# What to produce
Write out the listing again, exactly as it appears below.

# Records shown
######

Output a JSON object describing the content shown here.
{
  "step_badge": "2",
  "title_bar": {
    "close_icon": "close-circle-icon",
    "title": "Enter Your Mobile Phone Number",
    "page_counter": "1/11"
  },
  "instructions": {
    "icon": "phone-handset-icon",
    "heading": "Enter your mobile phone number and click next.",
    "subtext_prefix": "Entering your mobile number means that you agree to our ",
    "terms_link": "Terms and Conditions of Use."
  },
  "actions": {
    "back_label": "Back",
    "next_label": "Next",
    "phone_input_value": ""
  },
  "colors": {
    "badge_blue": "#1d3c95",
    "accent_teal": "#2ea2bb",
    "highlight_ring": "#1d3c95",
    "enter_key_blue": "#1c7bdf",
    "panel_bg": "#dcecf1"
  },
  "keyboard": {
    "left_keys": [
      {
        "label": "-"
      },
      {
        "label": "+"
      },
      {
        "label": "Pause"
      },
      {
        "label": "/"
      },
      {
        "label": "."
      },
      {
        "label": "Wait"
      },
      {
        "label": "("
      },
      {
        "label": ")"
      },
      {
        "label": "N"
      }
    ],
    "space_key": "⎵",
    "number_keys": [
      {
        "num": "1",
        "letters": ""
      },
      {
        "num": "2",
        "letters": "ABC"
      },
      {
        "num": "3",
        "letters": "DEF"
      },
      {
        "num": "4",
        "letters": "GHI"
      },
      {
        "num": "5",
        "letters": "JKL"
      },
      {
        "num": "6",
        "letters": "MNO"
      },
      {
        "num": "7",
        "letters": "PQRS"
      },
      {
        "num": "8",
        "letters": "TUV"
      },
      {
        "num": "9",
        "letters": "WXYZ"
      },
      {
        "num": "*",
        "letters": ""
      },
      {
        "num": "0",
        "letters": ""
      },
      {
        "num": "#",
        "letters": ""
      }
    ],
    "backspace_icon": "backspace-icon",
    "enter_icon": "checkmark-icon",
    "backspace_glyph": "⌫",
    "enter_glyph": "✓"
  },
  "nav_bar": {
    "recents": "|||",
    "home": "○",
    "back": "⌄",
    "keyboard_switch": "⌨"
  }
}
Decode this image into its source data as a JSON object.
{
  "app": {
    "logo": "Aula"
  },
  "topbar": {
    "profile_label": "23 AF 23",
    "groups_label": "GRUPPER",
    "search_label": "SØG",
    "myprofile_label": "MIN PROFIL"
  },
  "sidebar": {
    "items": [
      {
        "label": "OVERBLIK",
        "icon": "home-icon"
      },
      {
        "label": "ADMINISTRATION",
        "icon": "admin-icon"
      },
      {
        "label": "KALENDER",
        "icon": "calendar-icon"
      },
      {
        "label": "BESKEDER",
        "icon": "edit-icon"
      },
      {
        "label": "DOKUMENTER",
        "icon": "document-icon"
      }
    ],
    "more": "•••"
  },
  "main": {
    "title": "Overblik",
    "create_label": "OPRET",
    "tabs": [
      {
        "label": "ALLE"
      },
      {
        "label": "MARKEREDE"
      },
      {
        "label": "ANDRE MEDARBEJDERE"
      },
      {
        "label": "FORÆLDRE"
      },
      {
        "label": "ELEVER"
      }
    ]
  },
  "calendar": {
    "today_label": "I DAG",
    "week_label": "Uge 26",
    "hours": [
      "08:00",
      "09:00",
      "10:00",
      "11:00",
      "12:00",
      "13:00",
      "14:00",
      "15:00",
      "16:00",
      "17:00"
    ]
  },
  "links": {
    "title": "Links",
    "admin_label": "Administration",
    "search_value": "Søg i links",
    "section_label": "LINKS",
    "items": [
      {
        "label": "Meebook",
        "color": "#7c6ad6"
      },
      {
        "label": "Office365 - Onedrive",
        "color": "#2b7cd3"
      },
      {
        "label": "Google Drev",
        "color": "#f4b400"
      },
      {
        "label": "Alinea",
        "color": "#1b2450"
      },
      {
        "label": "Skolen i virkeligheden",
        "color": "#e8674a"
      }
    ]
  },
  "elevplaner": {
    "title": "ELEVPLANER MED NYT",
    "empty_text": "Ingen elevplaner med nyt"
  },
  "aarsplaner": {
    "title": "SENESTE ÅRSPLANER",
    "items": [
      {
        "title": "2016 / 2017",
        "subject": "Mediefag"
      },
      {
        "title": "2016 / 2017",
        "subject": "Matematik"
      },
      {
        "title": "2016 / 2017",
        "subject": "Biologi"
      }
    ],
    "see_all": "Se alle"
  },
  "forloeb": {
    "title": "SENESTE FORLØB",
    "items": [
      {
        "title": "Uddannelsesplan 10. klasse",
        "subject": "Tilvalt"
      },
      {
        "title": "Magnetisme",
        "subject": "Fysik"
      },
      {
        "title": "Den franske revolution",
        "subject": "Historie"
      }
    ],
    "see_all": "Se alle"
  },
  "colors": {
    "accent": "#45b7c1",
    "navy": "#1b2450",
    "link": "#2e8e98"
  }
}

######

# Result of this exercise
Output a JSON object describing the content shown here.
{
  "step_badge": "2",
  "title_bar": {
    "close_icon": "close-circle-icon",
    "title": "Enter Your Mobile Phone Number",
    "page_counter": "1/11"
  },
  "instructions": {
    "icon": "phone-handset-icon",
    "heading": "Enter your mobile phone number and click next.",
    "subtext_prefix": "Entering your mobile number means that you agree to our ",
    "terms_link": "Terms and Conditions of Use."
  },
  "actions": {
    "back_label": "Back",
    "next_label": "Next",
    "phone_input_value": ""
  },
  "colors": {
    "badge_blue": "#1d3c95",
    "accent_teal": "#2ea2bb",
    "highlight_ring": "#1d3c95",
    "enter_key_blue": "#1c7bdf",
    "panel_bg": "#dcecf1"
  },
  "keyboard": {
    "left_keys": [
      {
        "label": "-"
      },
      {
        "label": "+"
      },
      {
        "label": "Pause"
      },
      {
        "label": "/"
      },
      {
        "label": "."
      },
      {
        "label": "Wait"
      },
      {
        "label": "("
      },
      {
        "label": ")"
      },
      {
        "label": "N"
      }
    ],
    "space_key": "⎵",
    "number_keys": [
      {
        "num": "1",
        "letters": ""
      },
      {
        "num": "2",
        "letters": "ABC"
      },
      {
        "num": "3",
        "letters": "DEF"
      },
      {
        "num": "4",
        "letters": "GHI"
      },
      {
        "num": "5",
        "letters": "JKL"
      },
      {
        "num": "6",
        "letters": "MNO"
      },
      {
        "num": "7",
        "letters": "PQRS"
      },
      {
        "num": "8",
        "letters": "TUV"
      },
      {
        "num": "9",
        "letters": "WXYZ"
      },
      {
        "num": "*",
        "letters": ""
      },
      {
        "num": "0",
        "letters": ""
      },
      {
        "num": "#",
        "letters": ""
      }
    ],
    "backspace_icon": "backspace-icon",
    "enter_icon": "checkmark-icon",
    "backspace_glyph": "⌫",
    "enter_glyph": "✓"
  },
  "nav_bar": {
    "recents": "|||",
    "home": "○",
    "back": "⌄",
    "keyboard_switch": "⌨"
  }
}
Decode this image into its source data as a JSON object.
{
  "app": {
    "logo": "Aula"
  },
  "topbar": {
    "profile_label": "23 AF 23",
    "groups_label": "GRUPPER",
    "search_label": "SØG",
    "myprofile_label": "MIN PROFIL"
  },
  "sidebar": {
    "items": [
      {
        "label": "OVERBLIK",
        "icon": "home-icon"
      },
      {
        "label": "ADMINISTRATION",
        "icon": "admin-icon"
      },
      {
        "label": "KALENDER",
        "icon": "calendar-icon"
      },
      {
        "label": "BESKEDER",
        "icon": "edit-icon"
      },
      {
        "label": "DOKUMENTER",
        "icon": "document-icon"
      }
    ],
    "more": "•••"
  },
  "main": {
    "title": "Overblik",
    "create_label": "OPRET",
    "tabs": [
      {
        "label": "ALLE"
      },
      {
        "label": "MARKEREDE"
      },
      {
        "label": "ANDRE MEDARBEJDERE"
      },
      {
        "label": "FORÆLDRE"
      },
      {
        "label": "ELEVER"
      }
    ]
  },
  "calendar": {
    "today_label": "I DAG",
    "week_label": "Uge 26",
    "hours": [
      "08:00",
      "09:00",
      "10:00",
      "11:00",
      "12:00",
      "13:00",
      "14:00",
      "15:00",
      "16:00",
      "17:00"
    ]
  },
  "links": {
    "title": "Links",
    "admin_label": "Administration",
    "search_value": "Søg i links",
    "section_label": "LINKS",
    "items": [
      {
        "label": "Meebook",
        "color": "#7c6ad6"
      },
      {
        "label": "Office365 - Onedrive",
        "color": "#2b7cd3"
      },
      {
        "label": "Google Drev",
        "color": "#f4b400"
      },
      {
        "label": "Alinea",
        "color": "#1b2450"
      },
      {
        "label": "Skolen i virkeligheden",
        "color": "#e8674a"
      }
    ]
  },
  "elevplaner": {
    "title": "ELEVPLANER MED NYT",
    "empty_text": "Ingen elevplaner med nyt"
  },
  "aarsplaner": {
    "title": "SENESTE ÅRSPLANER",
    "items": [
      {
        "title": "2016 / 2017",
        "subject": "Mediefag"
      },
      {
        "title": "2016 / 2017",
        "subject": "Matematik"
      },
      {
        "title": "2016 / 2017",
        "subject": "Biologi"
      }
    ],
    "see_all": "Se alle"
  },
  "forloeb": {
    "title": "SENESTE FORLØB",
    "items": [
      {
        "title": "Uddannelsesplan 10. klasse",
        "subject": "Tilvalt"
      },
      {
        "title": "Magnetisme",
        "subject": "Fysik"
      },
      {
        "title": "Den franske revolution",
        "subject": "Historie"
      }
    ],
    "see_all": "Se alle"
  },
  "colors": {
    "accent": "#45b7c1",
    "navy": "#1b2450",
    "link": "#2e8e98"
  }
}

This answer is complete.